July 30th Unemployment Changes

Maine's Declaration of Emergency ended June 30. Federal programs (PUA, PEUC, FPUC) are not affected, and are still ending on Sept. 4, 2021. However, some pandemic aspects of unemployment insurance will be affected, beginning July 30:

  • The waiting week will no longer be waived. This means that when someone applies for unemployment, the first week in which they are eligible to receive a benefit payment would serve as their "waiting week," and they would not receive a benefit for that week. This does not reduce the total amount of benefits someone may receive.

  • COVID related reasons such as quarantine, self-isolating, or caring for a dependent family member will no longer count as eligible reasons to receive regular state unemployment insurance. However, if denied state UI, you may still be eligible for PUA.

  • For employers - the non-charging of employer experience rating for COVID-related claims will no longer be in place for new initial claims filed after this date.

Back to Work Program - Applications Due August 6

On June 14, Governor Mills announced the new "Back to Work" Program, which will provide employers a one-time $1,500 payment for eligible full-time workers and $750 for eligible part-time workers who start jobs between June 15 and July 25 to encourage unemployed Maine people to return to the workforce.

The updated eligibility qualifications for the program are now as follows:

For the $1,500 grant, full-time new hires must:

  • Have received unemployment benefits for the week ending May 29, 2021.
  • Have started one full-time job (at least 35 hours per week) in Maine between June 15 and July 25, 2021. Be employed for at least eight weeks, at an hourly wage of less than $25. Not receive unemployment benefits during their period of employment.

For the $750 grant, part-time new hires must:

  • Have received unemployment benefits for the week ending May 29, 2021.
  • Have started one part-time job (at least 20 hours per week) in Maine between June 15 and July 25, 2021.
  • Be employed for at least eight weeks, at an hourly wage of less than $25.
  • Not receive any unemployment benefits during their period of employment.

Once requirements are met, the employer will provide documentation and grant funds will be issued to the employer to be given to the employee. More information:

How to provide your Proof of Employment

The federal Continued Assistance for Unemployed Workers Act of 2020 requires that the Maine Department of Labor verify the identity of all new PUA applicants before the claim is processed. It is also a federal requirement that PUA recipients provide proof of employment.

For more information, please visit the PUA ID and Employment Verification web page.

How to Verify your Email Address

As part of our fraud protection measures, all unemployment claimants are now required to verify their email address. Instructions on how to do so can be found at the following:

Maine Department of Labor Partnering with ID.me to Help Protect Unemployment Claimants

You may be required to submit ID verification though ID.me. If so, a notification will be added to your ReEmployME account, and instructions for completion of the process would be found under Correspondences in your account, as well as sent via regular mail.

If You Filed Your Claim a Year Ago - New Benefit Year

COVID-19 has created the need for extended unemployment, and there are now a number of people who are coming to the end of their benefit year.

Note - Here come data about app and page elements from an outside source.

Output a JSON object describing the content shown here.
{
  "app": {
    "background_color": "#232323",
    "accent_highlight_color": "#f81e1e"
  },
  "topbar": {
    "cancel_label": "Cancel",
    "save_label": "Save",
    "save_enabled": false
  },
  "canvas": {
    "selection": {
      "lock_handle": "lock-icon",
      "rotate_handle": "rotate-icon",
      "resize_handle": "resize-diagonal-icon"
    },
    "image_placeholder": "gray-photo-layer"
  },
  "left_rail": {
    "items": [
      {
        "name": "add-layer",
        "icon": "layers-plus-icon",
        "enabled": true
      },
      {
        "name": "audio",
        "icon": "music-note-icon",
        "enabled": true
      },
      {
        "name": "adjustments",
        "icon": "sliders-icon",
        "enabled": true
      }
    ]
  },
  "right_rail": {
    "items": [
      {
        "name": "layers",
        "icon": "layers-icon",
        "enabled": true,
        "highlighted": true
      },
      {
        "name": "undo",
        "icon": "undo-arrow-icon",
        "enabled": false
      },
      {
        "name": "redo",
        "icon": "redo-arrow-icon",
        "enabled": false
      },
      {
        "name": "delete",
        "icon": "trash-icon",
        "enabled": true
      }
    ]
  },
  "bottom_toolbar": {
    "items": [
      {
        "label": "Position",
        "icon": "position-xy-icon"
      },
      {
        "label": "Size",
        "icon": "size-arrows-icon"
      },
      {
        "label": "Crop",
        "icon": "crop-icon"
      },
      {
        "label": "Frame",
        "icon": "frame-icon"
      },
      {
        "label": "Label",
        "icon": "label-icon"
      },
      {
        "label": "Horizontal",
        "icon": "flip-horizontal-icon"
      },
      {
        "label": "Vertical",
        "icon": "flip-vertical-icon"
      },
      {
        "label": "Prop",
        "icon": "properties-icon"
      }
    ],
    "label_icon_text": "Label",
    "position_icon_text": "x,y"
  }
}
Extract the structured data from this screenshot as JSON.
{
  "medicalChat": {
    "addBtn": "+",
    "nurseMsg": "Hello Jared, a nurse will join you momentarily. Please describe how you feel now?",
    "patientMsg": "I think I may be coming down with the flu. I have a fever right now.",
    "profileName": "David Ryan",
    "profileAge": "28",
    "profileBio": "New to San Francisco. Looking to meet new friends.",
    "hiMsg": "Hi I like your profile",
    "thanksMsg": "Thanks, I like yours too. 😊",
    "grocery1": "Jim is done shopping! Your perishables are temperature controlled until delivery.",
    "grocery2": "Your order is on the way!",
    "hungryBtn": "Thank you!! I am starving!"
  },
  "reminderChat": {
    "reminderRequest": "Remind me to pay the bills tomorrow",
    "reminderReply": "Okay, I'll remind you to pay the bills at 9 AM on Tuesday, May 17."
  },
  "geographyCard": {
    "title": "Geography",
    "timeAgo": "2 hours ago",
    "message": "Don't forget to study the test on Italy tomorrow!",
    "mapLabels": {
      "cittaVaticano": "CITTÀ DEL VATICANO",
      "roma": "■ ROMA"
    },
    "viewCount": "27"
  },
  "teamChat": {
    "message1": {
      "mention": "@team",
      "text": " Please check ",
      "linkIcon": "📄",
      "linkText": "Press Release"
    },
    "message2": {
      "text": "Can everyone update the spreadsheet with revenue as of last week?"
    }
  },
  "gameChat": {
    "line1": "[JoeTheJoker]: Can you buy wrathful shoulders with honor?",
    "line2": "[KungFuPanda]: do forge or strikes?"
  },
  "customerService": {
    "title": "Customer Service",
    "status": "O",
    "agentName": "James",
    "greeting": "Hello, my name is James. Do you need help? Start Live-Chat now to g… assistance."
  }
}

If you filed your unemployment claim a year ago, your benefit year may be expiring soon. A benefit year is the 52-week period following the date you filed your initial claim. For example, if you filed your claim in March 2020, your benefit year would end in March 2021 and a new one would need to be established if you are still eligible to collect benefits. The Department will need to review your claim to determine whether you qualify for regular unemployment benefits on this new benefit year, especially if you are currently collecting on one of the federal programs.

What do you need to know?

Federal and state law requires the Department to determine whether you are eligible for regular state unemployment benefits on a new benefit year. For some, a new benefit year will be automatically established. Others will receive a system prompt to file a new benefit if the prior one has expired. If you are receiving benefits through PUA or PEUC, the system will in most cases complete the eligibility review automatically. If you do not qualify for state unemployment, you will receive a denial letter for state unemployment benefits on the new benefit year and continue to receive benefits through the federal program until you have exhausted them or the program ends.

If you worked since you filed your claim last year, have out of state wages, Federal Civilian wages, Military wages, or have been on Workshare within the past year, your claim may require additional review to determine eligibility.

What are the next steps?

If the system prompts you to file a new benefit year, from your account, please navigate to "Unemployment Claim" and File Unemployment Claim to complete this process. We recommend you do so as soon as you receive the notification to avoid missing out on eligible claim weeks.

Make sure you continue to file your weekly claims for benefits, even if an eligibility review is pending. If otherwise eligible we will process all eligible pending weeks for payment once the review is completed.

Unemployment Insurance

The Bureau of Unemployment Compensation contributes to economic stability by providing temporary employer-funded benefits to eligible individuals while they seek re-employment. We operate an accessible, integrity-driven program in a timely and accurate manner.